*** Opening Data listing ***

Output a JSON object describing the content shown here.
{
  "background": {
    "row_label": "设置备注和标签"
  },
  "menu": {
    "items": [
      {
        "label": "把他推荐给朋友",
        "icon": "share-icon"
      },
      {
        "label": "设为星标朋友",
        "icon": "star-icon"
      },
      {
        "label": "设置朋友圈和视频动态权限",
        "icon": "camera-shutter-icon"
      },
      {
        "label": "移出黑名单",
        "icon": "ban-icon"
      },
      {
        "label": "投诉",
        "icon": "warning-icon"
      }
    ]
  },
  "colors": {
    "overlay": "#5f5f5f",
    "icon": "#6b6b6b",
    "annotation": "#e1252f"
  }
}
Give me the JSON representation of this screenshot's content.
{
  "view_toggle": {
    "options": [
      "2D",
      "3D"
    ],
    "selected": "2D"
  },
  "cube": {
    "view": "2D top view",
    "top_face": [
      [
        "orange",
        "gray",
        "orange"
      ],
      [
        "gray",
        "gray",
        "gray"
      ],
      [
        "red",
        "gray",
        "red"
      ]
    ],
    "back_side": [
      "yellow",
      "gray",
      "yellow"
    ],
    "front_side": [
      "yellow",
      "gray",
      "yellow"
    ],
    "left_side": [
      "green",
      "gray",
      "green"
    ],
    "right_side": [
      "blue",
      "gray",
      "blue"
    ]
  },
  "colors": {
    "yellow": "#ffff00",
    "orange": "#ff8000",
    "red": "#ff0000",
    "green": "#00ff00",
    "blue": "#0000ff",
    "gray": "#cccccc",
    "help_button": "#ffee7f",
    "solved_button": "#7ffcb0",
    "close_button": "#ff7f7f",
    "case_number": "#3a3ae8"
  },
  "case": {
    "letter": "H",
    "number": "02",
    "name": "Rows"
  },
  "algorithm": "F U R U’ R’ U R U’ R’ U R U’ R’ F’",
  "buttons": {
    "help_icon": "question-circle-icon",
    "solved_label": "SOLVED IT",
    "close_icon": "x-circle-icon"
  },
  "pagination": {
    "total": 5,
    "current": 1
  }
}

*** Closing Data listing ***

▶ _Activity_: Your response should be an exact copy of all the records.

▶ _Response_:
Output a JSON object describing the content shown here.
{
  "background": {
    "row_label": "设置备注和标签"
  },
  "menu": {
    "items": [
      {
        "label": "把他推荐给朋友",
        "icon": "share-icon"
      },
      {
        "label": "设为星标朋友",
        "icon": "star-icon"
      },
      {
        "label": "设置朋友圈和视频动态权限",
        "icon": "camera-shutter-icon"
      },
      {
        "label": "移出黑名单",
        "icon": "ban-icon"
      },
      {
        "label": "投诉",
        "icon": "warning-icon"
      }
    ]
  },
  "colors": {
    "overlay": "#5f5f5f",
    "icon": "#6b6b6b",
    "annotation": "#e1252f"
  }
}
Give me the JSON representation of this screenshot's content.
{
  "view_toggle": {
    "options": [
      "2D",
      "3D"
    ],
    "selected": "2D"
  },
  "cube": {
    "view": "2D top view",
    "top_face": [
      [
        "orange",
        "gray",
        "orange"
      ],
      [
        "gray",
        "gray",
        "gray"
      ],
      [
        "red",
        "gray",
        "red"
      ]
    ],
    "back_side": [
      "yellow",
      "gray",
      "yellow"
    ],
    "front_side": [
      "yellow",
      "gray",
      "yellow"
    ],
    "left_side": [
      "green",
      "gray",
      "green"
    ],
    "right_side": [
      "blue",
      "gray",
      "blue"
    ]
  },
  "colors": {
    "yellow": "#ffff00",
    "orange": "#ff8000",
    "red": "#ff0000",
    "green": "#00ff00",
    "blue": "#0000ff",
    "gray": "#cccccc",
    "help_button": "#ffee7f",
    "solved_button": "#7ffcb0",
    "close_button": "#ff7f7f",
    "case_number": "#3a3ae8"
  },
  "case": {
    "letter": "H",
    "number": "02",
    "name": "Rows"
  },
  "algorithm": "F U R U’ R’ U R U’ R’ U R U’ R’ F’",
  "buttons": {
    "help_icon": "question-circle-icon",
    "solved_label": "SOLVED IT",
    "close_icon": "x-circle-icon"
  },
  "pagination": {
    "total": 5,
    "current": 1
  }
}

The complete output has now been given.